Address criminal cases that involve offenses against persons who are related in some way, most often through intimate partnership or family relationship. They include integrated domestic violence courts, which handle both domestic violence and family issues (e.g., custody and visitation).

Driving while intoxicated (DWI) courts

Dedicated to changing the behavior of alcohol- or drug-dependent repeat offenders or high-blood alcohol content offenders arrested for DWI or driving under the influence (DUI). The goal of the court is to protect public safety while addressing the root cause of impaired driving. They include juvenile DWI courts.

Drug courts

Specialized courts designed to handle cases involving offenders who abuse addictive substances. Handle an underlying drug problem contributing to criminal behavior using nontraditional judicial proceedings and treatment with team-based services. These courts include adult, juvenile, and reentry drug courts.

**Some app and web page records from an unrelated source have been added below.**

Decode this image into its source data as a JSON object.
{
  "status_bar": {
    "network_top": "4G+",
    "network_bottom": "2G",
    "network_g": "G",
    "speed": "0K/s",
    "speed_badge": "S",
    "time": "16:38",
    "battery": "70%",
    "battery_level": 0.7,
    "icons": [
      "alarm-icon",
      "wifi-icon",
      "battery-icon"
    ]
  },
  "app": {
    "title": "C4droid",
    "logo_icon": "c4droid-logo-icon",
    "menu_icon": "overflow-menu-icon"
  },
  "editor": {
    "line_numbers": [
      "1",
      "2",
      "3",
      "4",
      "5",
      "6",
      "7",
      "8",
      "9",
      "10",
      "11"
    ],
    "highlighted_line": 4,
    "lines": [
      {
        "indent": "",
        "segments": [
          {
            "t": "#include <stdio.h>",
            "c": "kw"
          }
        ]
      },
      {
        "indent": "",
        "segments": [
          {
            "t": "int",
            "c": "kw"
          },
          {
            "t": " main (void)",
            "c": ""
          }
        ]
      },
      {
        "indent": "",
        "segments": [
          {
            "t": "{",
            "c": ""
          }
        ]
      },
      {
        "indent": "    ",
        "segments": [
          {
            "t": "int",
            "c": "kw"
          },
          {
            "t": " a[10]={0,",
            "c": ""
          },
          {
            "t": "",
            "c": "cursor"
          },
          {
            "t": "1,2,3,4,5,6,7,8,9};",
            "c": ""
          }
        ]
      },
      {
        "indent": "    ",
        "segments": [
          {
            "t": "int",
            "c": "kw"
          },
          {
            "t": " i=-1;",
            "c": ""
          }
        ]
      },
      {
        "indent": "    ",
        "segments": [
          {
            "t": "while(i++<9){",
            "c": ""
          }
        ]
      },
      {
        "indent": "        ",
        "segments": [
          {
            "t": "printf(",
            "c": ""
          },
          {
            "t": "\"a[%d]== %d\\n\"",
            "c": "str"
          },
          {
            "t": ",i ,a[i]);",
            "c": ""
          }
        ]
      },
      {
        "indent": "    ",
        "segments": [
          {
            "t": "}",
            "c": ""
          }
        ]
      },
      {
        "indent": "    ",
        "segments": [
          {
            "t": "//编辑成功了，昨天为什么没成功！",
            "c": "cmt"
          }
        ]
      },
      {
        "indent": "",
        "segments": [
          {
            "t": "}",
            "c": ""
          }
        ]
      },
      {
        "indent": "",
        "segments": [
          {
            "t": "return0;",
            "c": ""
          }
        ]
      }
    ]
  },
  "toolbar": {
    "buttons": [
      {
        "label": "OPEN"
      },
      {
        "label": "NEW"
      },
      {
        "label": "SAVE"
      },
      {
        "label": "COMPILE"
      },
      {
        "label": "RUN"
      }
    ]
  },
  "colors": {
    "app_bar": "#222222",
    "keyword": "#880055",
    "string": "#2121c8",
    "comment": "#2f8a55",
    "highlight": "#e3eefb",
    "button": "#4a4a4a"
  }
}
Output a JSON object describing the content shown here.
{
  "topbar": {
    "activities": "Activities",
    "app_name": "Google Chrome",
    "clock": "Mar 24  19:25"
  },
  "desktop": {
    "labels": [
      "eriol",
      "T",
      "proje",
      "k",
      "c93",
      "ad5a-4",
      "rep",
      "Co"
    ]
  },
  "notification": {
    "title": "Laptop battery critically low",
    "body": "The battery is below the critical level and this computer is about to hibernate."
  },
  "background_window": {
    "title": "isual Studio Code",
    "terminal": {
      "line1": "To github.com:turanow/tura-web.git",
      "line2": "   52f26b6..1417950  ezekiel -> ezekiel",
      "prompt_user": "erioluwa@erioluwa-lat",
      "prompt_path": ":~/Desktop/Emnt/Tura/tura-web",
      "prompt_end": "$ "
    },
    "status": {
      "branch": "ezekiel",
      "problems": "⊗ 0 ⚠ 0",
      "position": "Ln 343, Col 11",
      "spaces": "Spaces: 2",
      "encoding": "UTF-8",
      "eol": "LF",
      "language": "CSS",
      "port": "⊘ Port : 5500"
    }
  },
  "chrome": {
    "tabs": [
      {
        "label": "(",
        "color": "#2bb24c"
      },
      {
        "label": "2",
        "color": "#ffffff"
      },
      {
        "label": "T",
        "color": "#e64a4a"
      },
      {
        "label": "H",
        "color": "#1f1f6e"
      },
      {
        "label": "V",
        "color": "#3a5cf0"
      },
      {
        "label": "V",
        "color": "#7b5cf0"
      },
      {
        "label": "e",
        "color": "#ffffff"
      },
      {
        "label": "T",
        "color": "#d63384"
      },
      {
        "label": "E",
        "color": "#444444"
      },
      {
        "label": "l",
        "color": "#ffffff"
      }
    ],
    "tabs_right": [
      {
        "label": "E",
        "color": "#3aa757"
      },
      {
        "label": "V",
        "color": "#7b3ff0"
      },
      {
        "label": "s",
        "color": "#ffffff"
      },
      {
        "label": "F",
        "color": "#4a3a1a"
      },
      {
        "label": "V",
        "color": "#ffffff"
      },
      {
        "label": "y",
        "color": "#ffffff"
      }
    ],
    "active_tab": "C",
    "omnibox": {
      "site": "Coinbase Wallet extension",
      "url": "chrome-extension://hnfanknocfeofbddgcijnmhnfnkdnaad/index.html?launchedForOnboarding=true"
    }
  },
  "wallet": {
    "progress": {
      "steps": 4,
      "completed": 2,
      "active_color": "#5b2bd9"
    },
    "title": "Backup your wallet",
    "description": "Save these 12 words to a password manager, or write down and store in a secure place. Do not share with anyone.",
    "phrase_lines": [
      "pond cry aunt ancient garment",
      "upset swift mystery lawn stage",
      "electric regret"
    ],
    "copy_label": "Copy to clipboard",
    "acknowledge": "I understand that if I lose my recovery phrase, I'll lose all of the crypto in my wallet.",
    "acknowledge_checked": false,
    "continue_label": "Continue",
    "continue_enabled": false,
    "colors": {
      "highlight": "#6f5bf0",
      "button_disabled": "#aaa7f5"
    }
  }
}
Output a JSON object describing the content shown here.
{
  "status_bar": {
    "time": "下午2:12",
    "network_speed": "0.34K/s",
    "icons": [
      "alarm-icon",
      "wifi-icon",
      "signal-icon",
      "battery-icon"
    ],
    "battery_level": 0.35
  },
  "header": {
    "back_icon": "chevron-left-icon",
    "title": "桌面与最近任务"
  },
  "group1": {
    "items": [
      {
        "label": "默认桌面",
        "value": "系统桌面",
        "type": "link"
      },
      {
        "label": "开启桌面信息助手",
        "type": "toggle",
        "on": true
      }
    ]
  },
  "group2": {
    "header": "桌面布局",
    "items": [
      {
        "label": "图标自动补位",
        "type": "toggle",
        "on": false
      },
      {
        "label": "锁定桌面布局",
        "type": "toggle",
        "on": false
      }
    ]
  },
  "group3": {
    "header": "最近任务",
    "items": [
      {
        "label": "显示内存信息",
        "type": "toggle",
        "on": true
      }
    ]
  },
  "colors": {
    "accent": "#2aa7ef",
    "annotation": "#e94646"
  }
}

Drug offenses

Drug trafficking—Includes trafficking, sales, distribution, possession with intent to distribute or sell, manufacturing, and smuggling of controlled substances. It does not include possession of controlled substances.

Other drug offenses—Includes possession of controlled substances, prescription violations, possession of drug paraphernalia, and other drug law violations.

Drug possession

Includes possession of an illegal drug, but excludes possession with intent to sell.

Drug trafficking

Includes manufacturing, distributing, selling, smuggling, and possession with intent to sell.


The highest academic grade level the offender completed prior to admission to prison.

Electronic vandalism or sabotage

The deliberate or malicious damage, defacement, destruction or other alteration of electronic files, data, web pages, or programs.


The unlawful misappropriation of money or other things of value, by the person to whom the property was entrusted (typically an employee), for his or her own purpose. Includes instances in which a computer was used to wrongfully transfer, counterfeit, forge or gain access to money, property, financial documents, insurance policies, deeds, use of rental cars, or various services by the person to whom they were entrusted.

Estimate flag

There are two types of estimate flags used in the N-DASH. One is used to flag estimates that are based on 10 or fewer sample cases or have a coefficient of variation of at least 50%. The other is used to flag estimates having a weighted number equal to 0 victimizations, rates that round to less than .05 per 1,000, or percentages that round to less than .5%.


A classification based on Hispanic culture and origin, regardless of race. Persons are asked directly if they are Spanish, Hispanic, or Latino before being asked about their racial category.

Excessive use of force

The application of lawful use of force in too many separate incidents.